Task input:
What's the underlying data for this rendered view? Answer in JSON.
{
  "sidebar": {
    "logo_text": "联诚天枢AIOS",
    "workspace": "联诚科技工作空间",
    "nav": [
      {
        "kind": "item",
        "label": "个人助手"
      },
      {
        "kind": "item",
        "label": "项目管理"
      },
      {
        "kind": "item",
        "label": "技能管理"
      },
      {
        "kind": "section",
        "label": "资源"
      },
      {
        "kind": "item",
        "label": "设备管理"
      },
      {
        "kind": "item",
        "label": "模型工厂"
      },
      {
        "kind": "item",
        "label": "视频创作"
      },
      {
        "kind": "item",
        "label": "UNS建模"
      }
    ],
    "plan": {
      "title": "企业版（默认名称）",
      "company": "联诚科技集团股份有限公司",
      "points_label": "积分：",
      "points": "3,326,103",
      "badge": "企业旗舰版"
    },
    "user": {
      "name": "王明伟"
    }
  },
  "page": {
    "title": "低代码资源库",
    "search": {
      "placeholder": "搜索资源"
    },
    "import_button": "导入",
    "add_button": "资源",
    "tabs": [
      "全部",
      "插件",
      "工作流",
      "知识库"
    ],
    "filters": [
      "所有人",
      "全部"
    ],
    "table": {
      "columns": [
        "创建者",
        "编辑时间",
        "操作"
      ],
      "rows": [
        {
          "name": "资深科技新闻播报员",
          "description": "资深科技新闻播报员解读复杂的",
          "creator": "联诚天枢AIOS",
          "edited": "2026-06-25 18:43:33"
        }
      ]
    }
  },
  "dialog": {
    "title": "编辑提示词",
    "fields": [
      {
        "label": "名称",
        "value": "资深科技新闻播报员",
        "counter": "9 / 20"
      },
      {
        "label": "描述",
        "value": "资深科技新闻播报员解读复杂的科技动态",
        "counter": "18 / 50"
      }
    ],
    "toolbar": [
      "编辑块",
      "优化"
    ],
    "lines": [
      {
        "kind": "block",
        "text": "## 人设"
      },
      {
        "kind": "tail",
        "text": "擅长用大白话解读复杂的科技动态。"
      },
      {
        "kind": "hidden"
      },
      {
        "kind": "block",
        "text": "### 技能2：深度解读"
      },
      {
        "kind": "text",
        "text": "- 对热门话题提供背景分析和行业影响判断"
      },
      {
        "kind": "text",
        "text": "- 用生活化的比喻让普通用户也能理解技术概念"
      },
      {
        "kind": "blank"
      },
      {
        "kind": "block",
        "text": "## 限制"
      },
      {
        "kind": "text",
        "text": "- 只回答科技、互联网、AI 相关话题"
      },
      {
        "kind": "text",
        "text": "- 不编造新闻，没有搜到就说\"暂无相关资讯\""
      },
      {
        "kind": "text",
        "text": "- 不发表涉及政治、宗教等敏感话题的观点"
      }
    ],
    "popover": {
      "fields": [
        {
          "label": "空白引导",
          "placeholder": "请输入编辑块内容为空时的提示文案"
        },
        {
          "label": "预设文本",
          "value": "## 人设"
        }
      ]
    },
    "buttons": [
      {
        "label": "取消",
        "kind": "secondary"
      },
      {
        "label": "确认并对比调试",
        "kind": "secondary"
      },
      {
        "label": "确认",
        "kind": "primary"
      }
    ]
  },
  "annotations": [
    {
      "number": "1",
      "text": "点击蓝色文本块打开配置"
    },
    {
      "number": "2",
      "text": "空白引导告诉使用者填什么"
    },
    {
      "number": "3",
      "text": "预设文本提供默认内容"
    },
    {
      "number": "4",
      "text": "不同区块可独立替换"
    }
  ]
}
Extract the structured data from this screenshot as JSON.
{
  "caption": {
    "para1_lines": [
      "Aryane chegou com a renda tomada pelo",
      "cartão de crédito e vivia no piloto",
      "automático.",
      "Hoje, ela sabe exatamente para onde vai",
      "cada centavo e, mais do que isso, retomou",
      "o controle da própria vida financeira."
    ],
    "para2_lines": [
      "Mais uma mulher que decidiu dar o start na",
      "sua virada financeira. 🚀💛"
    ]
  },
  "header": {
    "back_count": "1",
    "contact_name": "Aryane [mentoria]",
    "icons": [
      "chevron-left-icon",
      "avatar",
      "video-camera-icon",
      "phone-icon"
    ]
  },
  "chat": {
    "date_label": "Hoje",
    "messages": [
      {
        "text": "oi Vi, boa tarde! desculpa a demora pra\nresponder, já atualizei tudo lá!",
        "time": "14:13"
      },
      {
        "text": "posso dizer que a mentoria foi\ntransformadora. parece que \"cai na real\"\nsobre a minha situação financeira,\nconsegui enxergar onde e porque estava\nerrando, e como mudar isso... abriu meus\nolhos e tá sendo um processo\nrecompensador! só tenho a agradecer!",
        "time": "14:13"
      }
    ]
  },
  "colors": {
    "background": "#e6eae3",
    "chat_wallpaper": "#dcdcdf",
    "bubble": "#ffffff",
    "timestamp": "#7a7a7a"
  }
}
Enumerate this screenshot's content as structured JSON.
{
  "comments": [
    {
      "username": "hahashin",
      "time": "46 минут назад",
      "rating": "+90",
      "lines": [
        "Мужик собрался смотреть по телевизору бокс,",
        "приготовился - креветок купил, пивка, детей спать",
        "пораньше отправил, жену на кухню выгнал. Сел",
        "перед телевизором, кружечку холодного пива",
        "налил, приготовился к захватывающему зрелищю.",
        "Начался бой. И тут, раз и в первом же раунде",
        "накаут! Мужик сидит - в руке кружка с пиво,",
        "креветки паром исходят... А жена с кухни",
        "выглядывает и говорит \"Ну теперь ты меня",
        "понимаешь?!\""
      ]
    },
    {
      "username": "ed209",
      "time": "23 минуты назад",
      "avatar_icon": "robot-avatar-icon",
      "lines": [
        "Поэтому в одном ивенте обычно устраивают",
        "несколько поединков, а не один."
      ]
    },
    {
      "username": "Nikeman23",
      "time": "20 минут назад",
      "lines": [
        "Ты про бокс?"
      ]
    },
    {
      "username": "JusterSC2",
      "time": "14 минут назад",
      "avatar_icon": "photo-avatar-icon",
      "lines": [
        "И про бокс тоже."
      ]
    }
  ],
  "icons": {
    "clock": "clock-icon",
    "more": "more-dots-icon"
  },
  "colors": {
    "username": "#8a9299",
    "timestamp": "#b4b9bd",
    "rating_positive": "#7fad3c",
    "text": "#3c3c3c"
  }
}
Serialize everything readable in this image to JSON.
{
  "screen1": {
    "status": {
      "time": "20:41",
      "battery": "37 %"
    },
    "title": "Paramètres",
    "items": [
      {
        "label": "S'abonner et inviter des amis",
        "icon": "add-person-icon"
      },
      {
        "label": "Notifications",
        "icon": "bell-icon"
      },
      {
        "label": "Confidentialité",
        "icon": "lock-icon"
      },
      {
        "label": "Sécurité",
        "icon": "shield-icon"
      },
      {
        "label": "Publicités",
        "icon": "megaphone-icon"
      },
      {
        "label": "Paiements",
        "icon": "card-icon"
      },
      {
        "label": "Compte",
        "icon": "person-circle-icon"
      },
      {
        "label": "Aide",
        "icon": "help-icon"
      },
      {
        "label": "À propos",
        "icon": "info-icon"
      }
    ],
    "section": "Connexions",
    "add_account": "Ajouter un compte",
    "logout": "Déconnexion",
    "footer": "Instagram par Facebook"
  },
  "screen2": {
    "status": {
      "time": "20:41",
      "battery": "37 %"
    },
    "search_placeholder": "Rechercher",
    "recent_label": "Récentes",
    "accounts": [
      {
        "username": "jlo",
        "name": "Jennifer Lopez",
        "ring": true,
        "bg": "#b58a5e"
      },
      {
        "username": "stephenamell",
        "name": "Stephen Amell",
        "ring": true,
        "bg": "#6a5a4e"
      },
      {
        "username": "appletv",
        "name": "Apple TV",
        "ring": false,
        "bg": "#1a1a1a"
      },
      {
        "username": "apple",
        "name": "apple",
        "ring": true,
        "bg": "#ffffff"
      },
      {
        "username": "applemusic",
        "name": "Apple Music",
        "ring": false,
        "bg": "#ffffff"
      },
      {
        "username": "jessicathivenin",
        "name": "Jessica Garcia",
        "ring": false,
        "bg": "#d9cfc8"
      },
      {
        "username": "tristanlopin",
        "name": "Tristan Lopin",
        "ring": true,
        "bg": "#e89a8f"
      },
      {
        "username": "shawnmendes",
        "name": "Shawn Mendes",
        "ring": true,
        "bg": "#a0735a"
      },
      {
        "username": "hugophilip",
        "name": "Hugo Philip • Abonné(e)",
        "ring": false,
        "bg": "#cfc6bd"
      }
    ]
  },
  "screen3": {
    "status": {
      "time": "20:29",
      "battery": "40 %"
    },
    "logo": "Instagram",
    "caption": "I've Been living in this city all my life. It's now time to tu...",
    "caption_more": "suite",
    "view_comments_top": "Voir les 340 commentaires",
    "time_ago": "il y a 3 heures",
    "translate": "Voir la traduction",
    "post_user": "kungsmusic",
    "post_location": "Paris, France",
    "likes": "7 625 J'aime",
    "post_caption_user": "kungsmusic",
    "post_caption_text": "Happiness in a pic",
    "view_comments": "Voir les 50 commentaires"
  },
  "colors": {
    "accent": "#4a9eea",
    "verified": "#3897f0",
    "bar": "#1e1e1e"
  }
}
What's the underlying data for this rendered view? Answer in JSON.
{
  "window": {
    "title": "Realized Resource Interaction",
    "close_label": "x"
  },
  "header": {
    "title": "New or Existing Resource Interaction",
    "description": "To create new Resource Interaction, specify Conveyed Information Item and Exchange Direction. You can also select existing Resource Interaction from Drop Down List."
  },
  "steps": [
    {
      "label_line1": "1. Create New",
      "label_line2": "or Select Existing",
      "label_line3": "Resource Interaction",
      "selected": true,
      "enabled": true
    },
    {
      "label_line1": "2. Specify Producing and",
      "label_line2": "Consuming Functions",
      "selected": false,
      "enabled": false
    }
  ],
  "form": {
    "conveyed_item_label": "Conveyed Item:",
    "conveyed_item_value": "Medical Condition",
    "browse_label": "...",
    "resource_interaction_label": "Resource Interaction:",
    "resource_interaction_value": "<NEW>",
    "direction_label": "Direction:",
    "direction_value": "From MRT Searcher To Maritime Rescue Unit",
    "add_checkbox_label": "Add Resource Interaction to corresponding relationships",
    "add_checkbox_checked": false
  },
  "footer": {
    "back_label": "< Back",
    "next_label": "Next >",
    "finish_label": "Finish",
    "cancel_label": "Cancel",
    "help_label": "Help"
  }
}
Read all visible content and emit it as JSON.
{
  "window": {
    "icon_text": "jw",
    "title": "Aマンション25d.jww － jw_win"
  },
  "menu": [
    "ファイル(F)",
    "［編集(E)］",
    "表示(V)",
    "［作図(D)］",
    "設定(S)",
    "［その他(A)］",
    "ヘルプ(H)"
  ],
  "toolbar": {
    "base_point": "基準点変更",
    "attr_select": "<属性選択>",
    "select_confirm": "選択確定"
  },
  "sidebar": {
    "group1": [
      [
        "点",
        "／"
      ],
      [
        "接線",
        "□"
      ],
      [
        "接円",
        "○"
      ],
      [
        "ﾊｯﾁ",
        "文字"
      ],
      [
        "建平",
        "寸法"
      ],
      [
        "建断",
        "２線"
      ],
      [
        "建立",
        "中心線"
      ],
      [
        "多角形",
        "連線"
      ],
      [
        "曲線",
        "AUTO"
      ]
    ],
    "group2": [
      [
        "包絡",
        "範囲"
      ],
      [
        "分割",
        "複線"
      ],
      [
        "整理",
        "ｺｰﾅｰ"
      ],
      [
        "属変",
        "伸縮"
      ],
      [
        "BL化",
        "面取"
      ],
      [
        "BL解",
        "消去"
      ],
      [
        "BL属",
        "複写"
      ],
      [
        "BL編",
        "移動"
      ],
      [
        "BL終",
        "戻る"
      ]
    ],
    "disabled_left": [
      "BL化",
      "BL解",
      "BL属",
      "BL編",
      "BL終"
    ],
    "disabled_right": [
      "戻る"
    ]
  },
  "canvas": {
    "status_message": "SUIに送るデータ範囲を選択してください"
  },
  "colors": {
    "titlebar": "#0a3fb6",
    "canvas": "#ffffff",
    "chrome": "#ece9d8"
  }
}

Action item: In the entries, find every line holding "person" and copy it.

Exercise answer:
        "icon": "add-person-icon"
        "icon": "person-circle-icon"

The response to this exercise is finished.